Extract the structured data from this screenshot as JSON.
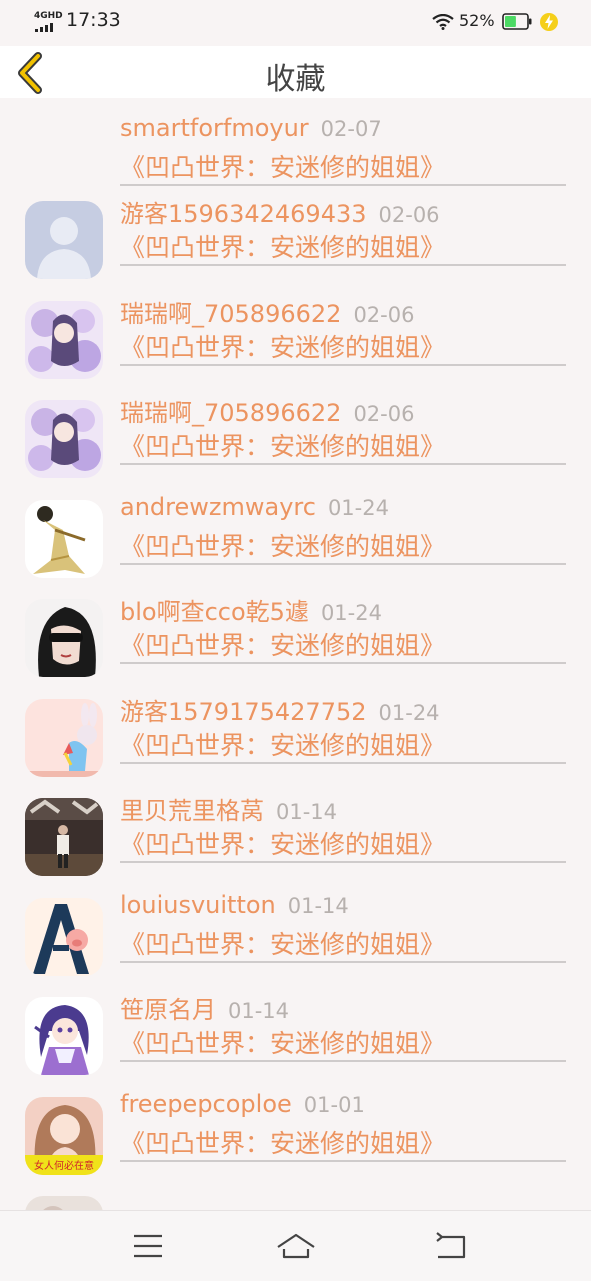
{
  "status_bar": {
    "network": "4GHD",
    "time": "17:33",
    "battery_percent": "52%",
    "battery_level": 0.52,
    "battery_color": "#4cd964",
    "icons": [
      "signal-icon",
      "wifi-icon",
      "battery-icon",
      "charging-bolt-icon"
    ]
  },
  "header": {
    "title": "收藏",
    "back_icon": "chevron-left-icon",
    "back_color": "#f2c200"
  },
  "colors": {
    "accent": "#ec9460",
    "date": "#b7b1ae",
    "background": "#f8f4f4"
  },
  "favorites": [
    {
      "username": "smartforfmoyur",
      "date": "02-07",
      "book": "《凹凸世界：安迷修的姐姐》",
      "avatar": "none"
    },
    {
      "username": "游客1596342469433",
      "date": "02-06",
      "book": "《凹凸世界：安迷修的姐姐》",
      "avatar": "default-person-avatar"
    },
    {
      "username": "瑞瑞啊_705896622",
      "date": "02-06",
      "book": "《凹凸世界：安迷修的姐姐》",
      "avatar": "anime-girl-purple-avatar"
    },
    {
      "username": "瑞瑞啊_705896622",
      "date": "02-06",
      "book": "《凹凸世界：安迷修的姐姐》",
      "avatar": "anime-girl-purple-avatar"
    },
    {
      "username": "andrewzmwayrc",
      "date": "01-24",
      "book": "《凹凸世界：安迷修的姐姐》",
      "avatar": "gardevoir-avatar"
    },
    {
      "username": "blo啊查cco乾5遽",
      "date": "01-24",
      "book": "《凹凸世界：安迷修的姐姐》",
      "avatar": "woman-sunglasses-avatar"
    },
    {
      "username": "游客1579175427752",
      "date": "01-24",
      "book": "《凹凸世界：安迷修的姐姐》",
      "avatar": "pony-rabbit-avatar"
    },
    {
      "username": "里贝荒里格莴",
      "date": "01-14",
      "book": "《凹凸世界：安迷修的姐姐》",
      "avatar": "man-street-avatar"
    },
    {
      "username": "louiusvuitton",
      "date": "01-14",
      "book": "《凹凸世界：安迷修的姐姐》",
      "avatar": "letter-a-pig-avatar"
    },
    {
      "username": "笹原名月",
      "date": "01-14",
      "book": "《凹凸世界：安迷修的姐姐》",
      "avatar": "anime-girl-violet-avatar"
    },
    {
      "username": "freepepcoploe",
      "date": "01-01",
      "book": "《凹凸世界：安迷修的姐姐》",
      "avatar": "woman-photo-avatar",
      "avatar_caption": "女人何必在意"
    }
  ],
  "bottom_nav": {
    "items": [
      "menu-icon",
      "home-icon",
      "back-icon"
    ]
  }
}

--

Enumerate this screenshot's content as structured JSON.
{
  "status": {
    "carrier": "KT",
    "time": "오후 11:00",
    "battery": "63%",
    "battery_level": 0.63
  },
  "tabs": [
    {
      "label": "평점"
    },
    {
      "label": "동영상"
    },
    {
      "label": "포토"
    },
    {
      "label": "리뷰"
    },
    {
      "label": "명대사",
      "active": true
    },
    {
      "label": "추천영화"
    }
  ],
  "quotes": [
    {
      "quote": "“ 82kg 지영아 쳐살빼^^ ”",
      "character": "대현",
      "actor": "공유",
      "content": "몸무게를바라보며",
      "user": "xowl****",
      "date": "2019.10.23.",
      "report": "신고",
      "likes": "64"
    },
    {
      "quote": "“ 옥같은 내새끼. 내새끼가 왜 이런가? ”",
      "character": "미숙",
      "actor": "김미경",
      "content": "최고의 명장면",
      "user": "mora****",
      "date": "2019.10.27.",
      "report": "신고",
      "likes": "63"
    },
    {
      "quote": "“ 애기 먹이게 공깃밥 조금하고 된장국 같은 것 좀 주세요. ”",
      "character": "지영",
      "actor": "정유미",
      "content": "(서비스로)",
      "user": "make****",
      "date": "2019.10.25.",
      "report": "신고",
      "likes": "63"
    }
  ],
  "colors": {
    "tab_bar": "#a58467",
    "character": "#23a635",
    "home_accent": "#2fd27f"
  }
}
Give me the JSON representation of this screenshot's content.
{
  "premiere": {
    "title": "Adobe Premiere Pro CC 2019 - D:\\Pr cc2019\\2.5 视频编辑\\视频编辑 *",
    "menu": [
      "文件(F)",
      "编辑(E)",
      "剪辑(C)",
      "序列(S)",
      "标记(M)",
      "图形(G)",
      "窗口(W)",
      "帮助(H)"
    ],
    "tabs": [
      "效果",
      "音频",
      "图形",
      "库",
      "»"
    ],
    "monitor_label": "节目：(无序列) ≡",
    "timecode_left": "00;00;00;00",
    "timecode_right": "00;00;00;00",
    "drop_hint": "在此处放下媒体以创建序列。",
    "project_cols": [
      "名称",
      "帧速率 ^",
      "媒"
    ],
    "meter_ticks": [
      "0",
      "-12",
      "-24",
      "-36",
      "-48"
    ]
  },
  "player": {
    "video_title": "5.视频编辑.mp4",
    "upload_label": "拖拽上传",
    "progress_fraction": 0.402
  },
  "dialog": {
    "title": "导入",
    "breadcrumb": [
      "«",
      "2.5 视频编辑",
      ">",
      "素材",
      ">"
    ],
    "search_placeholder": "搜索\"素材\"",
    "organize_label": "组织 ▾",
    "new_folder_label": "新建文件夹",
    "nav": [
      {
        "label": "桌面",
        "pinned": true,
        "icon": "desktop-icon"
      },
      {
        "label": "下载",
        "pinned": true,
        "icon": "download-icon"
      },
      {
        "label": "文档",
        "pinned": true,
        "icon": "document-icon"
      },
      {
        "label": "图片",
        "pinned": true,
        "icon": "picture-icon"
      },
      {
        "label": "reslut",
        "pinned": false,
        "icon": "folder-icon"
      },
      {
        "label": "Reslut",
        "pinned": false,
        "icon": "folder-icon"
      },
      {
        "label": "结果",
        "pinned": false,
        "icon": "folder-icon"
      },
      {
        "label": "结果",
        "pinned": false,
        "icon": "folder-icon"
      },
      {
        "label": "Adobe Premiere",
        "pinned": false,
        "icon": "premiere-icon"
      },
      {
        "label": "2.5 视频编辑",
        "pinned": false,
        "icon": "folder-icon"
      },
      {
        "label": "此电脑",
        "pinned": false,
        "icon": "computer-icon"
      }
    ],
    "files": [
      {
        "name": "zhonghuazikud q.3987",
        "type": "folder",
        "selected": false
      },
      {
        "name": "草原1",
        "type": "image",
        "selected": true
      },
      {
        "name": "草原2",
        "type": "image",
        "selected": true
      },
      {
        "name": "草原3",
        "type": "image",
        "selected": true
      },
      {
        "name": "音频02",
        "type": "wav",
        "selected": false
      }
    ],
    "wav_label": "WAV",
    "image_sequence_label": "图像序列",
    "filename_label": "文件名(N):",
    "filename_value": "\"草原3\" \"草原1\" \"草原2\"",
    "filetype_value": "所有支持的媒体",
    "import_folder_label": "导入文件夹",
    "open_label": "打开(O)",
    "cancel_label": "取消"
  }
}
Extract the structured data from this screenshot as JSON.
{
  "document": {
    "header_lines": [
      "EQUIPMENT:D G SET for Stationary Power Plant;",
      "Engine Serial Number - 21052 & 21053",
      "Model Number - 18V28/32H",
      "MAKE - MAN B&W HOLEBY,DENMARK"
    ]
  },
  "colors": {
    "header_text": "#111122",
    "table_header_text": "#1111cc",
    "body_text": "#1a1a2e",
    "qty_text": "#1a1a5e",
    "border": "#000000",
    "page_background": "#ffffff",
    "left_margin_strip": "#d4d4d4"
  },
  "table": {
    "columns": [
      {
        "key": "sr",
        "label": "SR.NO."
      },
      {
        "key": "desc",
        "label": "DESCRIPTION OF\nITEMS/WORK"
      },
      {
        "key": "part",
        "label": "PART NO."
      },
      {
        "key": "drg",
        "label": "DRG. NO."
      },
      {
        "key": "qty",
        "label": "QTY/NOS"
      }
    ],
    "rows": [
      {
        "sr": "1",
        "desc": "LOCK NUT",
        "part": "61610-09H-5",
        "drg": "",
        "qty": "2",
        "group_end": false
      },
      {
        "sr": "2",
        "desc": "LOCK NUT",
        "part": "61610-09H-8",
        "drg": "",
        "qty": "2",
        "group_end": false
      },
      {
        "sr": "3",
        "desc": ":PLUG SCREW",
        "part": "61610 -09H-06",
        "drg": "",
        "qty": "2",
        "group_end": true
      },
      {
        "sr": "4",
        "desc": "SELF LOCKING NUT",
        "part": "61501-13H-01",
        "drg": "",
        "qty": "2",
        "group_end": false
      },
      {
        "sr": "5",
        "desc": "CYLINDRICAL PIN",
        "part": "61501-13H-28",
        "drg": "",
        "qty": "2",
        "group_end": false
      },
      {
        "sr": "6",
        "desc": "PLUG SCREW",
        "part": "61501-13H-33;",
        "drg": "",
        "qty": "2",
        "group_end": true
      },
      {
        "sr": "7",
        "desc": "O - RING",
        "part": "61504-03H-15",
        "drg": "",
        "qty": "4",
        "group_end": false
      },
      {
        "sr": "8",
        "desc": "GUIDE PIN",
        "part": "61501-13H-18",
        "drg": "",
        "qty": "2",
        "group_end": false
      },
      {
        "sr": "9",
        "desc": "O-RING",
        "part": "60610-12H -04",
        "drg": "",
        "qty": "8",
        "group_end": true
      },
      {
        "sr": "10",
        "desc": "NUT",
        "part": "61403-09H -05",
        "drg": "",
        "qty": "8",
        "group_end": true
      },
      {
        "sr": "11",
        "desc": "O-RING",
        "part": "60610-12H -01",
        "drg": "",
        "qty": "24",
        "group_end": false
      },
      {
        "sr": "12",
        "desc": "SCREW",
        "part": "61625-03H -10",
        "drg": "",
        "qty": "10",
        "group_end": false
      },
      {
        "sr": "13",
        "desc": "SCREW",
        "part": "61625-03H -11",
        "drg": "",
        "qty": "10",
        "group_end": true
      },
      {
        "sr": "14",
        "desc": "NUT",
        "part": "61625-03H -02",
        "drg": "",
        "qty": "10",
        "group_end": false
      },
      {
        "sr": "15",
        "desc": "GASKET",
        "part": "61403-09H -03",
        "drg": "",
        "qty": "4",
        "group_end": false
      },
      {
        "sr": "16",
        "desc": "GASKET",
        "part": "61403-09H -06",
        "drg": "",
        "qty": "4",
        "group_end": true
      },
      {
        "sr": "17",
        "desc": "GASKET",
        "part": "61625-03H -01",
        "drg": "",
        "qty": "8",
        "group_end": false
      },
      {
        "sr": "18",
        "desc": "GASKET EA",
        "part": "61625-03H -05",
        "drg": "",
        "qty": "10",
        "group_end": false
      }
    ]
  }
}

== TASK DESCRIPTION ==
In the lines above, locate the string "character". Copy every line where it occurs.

== OUTPUT ==
      "character": "대현",
      "character": "미숙",
      "character": "지영",
    "character": "#23a635",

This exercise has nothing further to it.